Truth about online evaluations

By CiaraShook

At the conclusion of each semester, students who log into their Oasis accounts receive a notification about their course evaluations. The few who take time to complete these evaluations send the tabulation into the great abyss of the Internet.

Most students continue studying for finals, but some may wonder where their evaluations go or how they are used.

“I don’t see the point of it,” said Daniel Hill, sophomore music composition major.

The Chronicle contacted all 22 Columbia departments in an effort to find the answer. Fifteen of which responded. Most departments said though students’ opinions and commentary that appear on the evaluations are vital to building an effective curriculum, not enough are filed for departments to know what works and what needs improvement.

When departments receive results of the student evaluations, most look for trends within a certain class—if most students’ responses or comments are consistent on a certain issue.

Many departments have coordinators and program directors  who oversee evaluations within their respective program when the evaluations become available to faculty.

Constantin Rasinariu, chair of the Science and Math Department, uses the example of his department where course coordinators work in areas such as biology, chemistry, mathematics, Earth science and physics.

“Each coordinator is responsible for keeping an eye on those areas and other adjustments,” Rasinariu said.

Department chairs have access to these course evaluations and many look at them to see what goes on in their department’s classrooms.

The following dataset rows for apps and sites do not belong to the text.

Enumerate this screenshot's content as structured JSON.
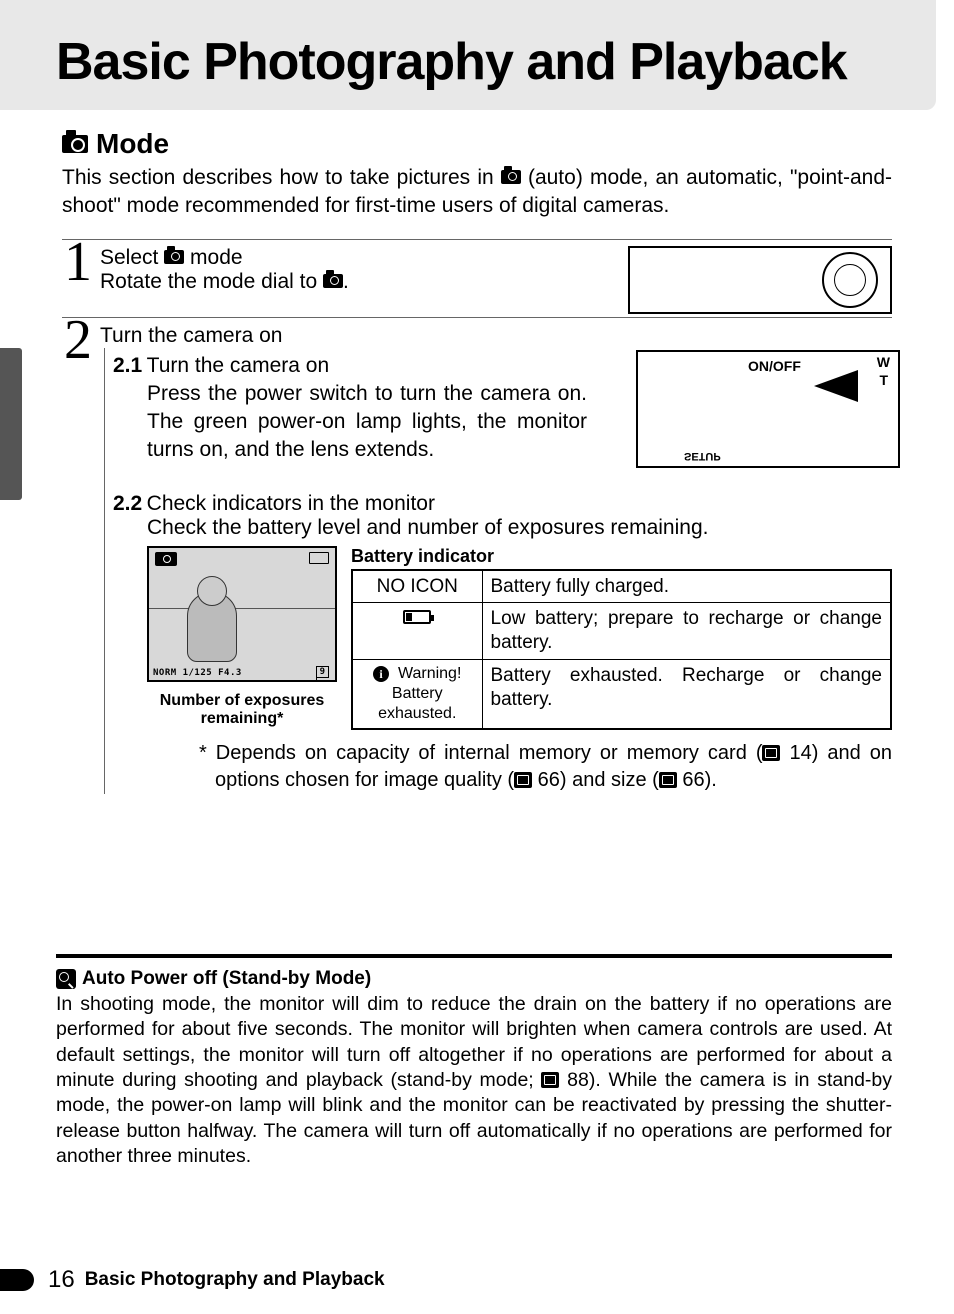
{
  "header": {
    "title": "Basic Photography and Playback"
  },
  "mode": {
    "heading": "Mode",
    "intro_a": "This section describes how to take pictures in ",
    "intro_b": " (auto) mode, an automatic, \"point-and-shoot\" mode recommended for first-time users of digital cameras."
  },
  "step1": {
    "num": "1",
    "title_a": "Select ",
    "title_b": " mode",
    "text_a": "Rotate the mode dial to ",
    "text_b": "."
  },
  "step2": {
    "num": "2",
    "title": "Turn the camera on",
    "sub1": {
      "label": "2.1",
      "title": "Turn the camera on",
      "text": "Press the power switch to turn the camera on.  The green power-on lamp lights, the monitor turns on, and the lens extends.",
      "img_onoff": "ON/OFF",
      "img_setup": "SETUP",
      "img_w": "W",
      "img_t": "T"
    },
    "sub2": {
      "label": "2.2",
      "title": "Check indicators in the monitor",
      "lead": "Check the battery level and number of exposures remaining.",
      "monitor_bottom": "NORM 1/125   F4.3",
      "monitor_count": "9",
      "monitor_caption_a": "Number of exposures",
      "monitor_caption_b": "remaining",
      "monitor_caption_ast": "*",
      "table_title": "Battery indicator",
      "rows": [
        {
          "c1": "NO ICON",
          "c2": "Battery fully charged."
        },
        {
          "c1": "low-battery-icon",
          "c2": "Low battery; prepare to recharge or change battery."
        },
        {
          "c1_warn_a": "Warning!",
          "c1_warn_b": "Battery exhausted.",
          "c2": "Battery exhausted.  Recharge or change battery."
        }
      ],
      "footnote_a": "* Depends on capacity of internal memory or memory card (",
      "footnote_b": " 14) and on options chosen for image quality (",
      "footnote_c": " 66) and size (",
      "footnote_d": " 66)."
    }
  },
  "note": {
    "heading": "Auto Power off (Stand-by Mode)",
    "body_a": "In shooting mode, the monitor will dim to reduce the drain on the battery if no operations are performed for about five seconds.  The monitor will brighten when camera controls are used.  At default settings, the monitor will turn off altogether if no operations are performed for about a minute during shooting and playback (stand-by mode; ",
    "body_b": " 88).  While the camera is in stand-by mode, the power-on lamp will blink and the monitor can be reactivated by pressing the shutter-release button halfway.  The camera will turn off automatically if no operations are performed for another three minutes."
  },
  "footer": {
    "page": "16",
    "title": "Basic Photography and Playback"
  }
}
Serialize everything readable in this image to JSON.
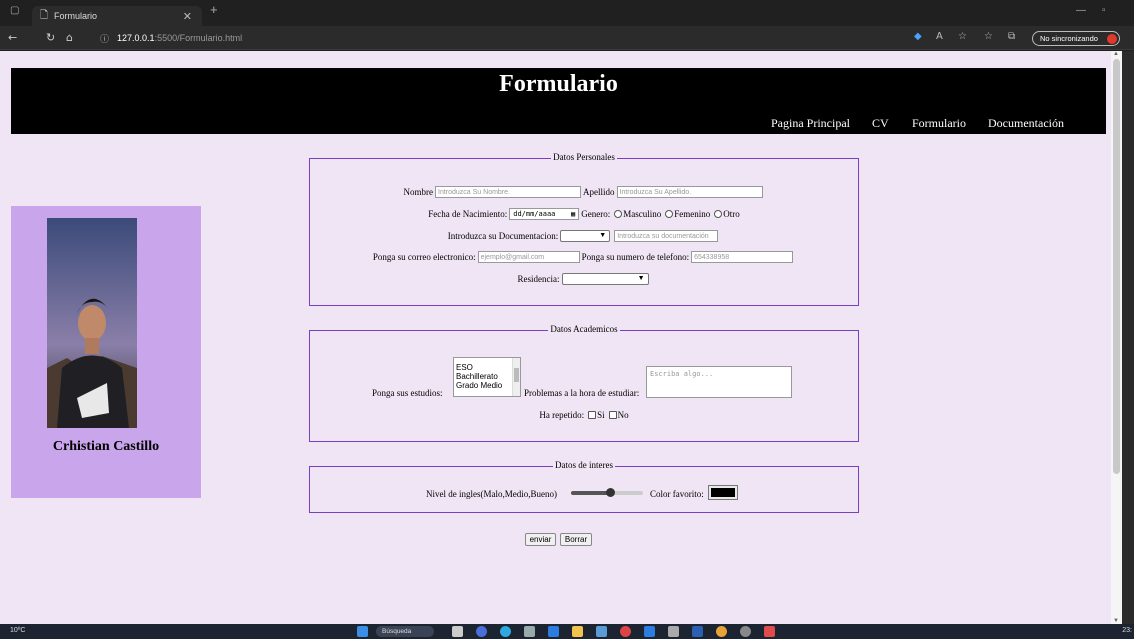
{
  "browser": {
    "tab_title": "Formulario",
    "url_host": "127.0.0.1",
    "url_path": ":5500/Formulario.html",
    "sync_label": "No sincronizando"
  },
  "header": {
    "title": "Formulario",
    "nav": [
      "Pagina Principal",
      "CV",
      "Formulario",
      "Documentación"
    ]
  },
  "profile": {
    "name": "Crhistian Castillo"
  },
  "personal": {
    "legend": "Datos Personales",
    "nombre_label": "Nombre",
    "nombre_placeholder": "Introduzca Su Nombre.",
    "apellido_label": "Apellido",
    "apellido_placeholder": "Introduzca Su Apellido.",
    "fecha_label": "Fecha de Nacimiento:",
    "fecha_placeholder": "dd/mm/aaaa",
    "genero_label": "Genero:",
    "genero_options": [
      "Masculino",
      "Femenino",
      "Otro"
    ],
    "doc_label": "Introduzca su Documentacion:",
    "doc_placeholder": "Introduzca su documentación",
    "correo_label": "Ponga su correo electronico:",
    "correo_placeholder": "ejemplo@gmail.com",
    "telefono_label": "Ponga su numero de telefono:",
    "telefono_placeholder": "654338958",
    "residencia_label": "Residencia:"
  },
  "academic": {
    "legend": "Datos Academicos",
    "estudios_label": "Ponga sus estudios:",
    "estudios_options": [
      "ESO",
      "Bachillerato",
      "Grado Medio"
    ],
    "problemas_label": "Problemas a la hora de estudiar:",
    "problemas_placeholder": "Escriba algo...",
    "repetido_label": "Ha repetido:",
    "repetido_options": [
      "Si",
      "No"
    ]
  },
  "interests": {
    "legend": "Datos de interes",
    "ingles_label": "Nivel de ingles(Malo,Medio,Bueno)",
    "ingles_level": 0.55,
    "color_label": "Color favorito:",
    "color_value": "#000000"
  },
  "buttons": {
    "enviar": "enviar",
    "borrar": "Borrar"
  },
  "taskbar": {
    "weather": "10ºC",
    "search": "Búsqueda",
    "clock": "23:"
  },
  "colors": {
    "page_bg": "#f0e5f4",
    "header_bg": "#000000",
    "profile_bg": "#c9a5ec",
    "fieldset_border": "#7a3fc0"
  }
}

Though most faculty members take this simple survey seriously, most say not enough students complete the forms in order to create a sample large enough for faculty to get a true sense of how a class progressed throughout the semester.

“We don’t get enough of [student evaluations] in order to do fair evaluations,” said Pantelis Vassilakis, chair of the Audio Arts and Acoustics Department. “You have to have at least 70 percent of the class respond to make interpretive decisions on this data. A big challenge we face is to make students do this.”

Hill’s response rings synonymous with other students. Others say they don’t feel like taking it or

don’t care.

Some students do take the surveys but may not put much thought into their responses to questions and seldom leave comments.

Some don’t respond to surveys because the instructor does not encourage students to complete them. Students are more apt to complete the evaluations when they feel passionate—positively or negatively—toward an instructor’s personality or method of teaching.

“If I have a fantastic teacher or a really bad teacher, I’ll fill out the evaluation,” said Chad Green, junior theater major. “Faculty who should be praised should be, and who should not be praised

shouldn’t be.”

Though departments communicate the importance of completing the evaluations to students, some students do not feel their input in the evaluations about classes and instructors inspire teaching methods or curriculum changes, and therefore do not see a benefit in completing them.

“[Student evaluations], to me, are my first glimpse into what goes on in the classroom,” said Michael Niederman, chair of the Television Department. “In some respects, we need that information. Your expectation as a student is that every class will be as good as it possibly can. In order for us to work toward that goal, this is one of the steps—but the most important.”

Some faculty suspect the decline in evaluations could be the result of their being moved from paper to an online form.

Jonathan Keiser, director of evaluation and assessment in the Office of Academic Affairs, said Columbia switched to online evaluations because it comes at a lower cost, it’s more sustainable and the man hours needed to collect, tabulate and calculate the surveys are fewer.

Some departments draw student input solely from the online surveys, but some continue the tradition of paper evaluations to ensure they collect student input to strengthen curriculum.

Those departments that have the paper evaluations have different forms of action and sometimes students taking the evaluation is dependent upon the faculty member, the program director or the type of course.

In doing this, students are answering the same questions for the same classes twice.

“It’s easier to do it online, it’s more tedious to fill it out in class,” said Steven Schucker, senior journalism major.

Schucker said paper evaluations are an “overkill,” and suggested faculty who give paper evaluations to ensure student input could in class could set aside a few minutes of class time and leave the room while students complete the online survey.

“To a small degree, [filling out paper evaluations alongside online evaluations is] a little bit of a waste,” Schucker said. “It’s redundant.”

Though department chairs and representatives say the evaluations remain the most integral part of assessing a class, departments throughout the college have their own additional methods of evaluating a course.

Other forms of evaluation include peer evaluation, in which a faculty member will sit in on a colleague’s class, completion of the Faculty Activity Report and meetings between the chair, the program directors and the instructors.

Joe Steiff, associate chair of the Film and Video Department, said the department does in-depth analysis of classes, but also observes classrooms and reviews course material throughout the semester.

“Ideally, teachers are reviewing those and making their own adjustments,” Steiff said.

Rasinariu said rather than wait for evaluations at the end of the semester, the Science and Math Department carries out a midterm evaluation.

“In week five, we administer our own student evaluation to all the classes,” Rasinariu said. “It is our experience that by looking at and taking corrective measures right when things are hot, it’s more beneficial for students and the department.”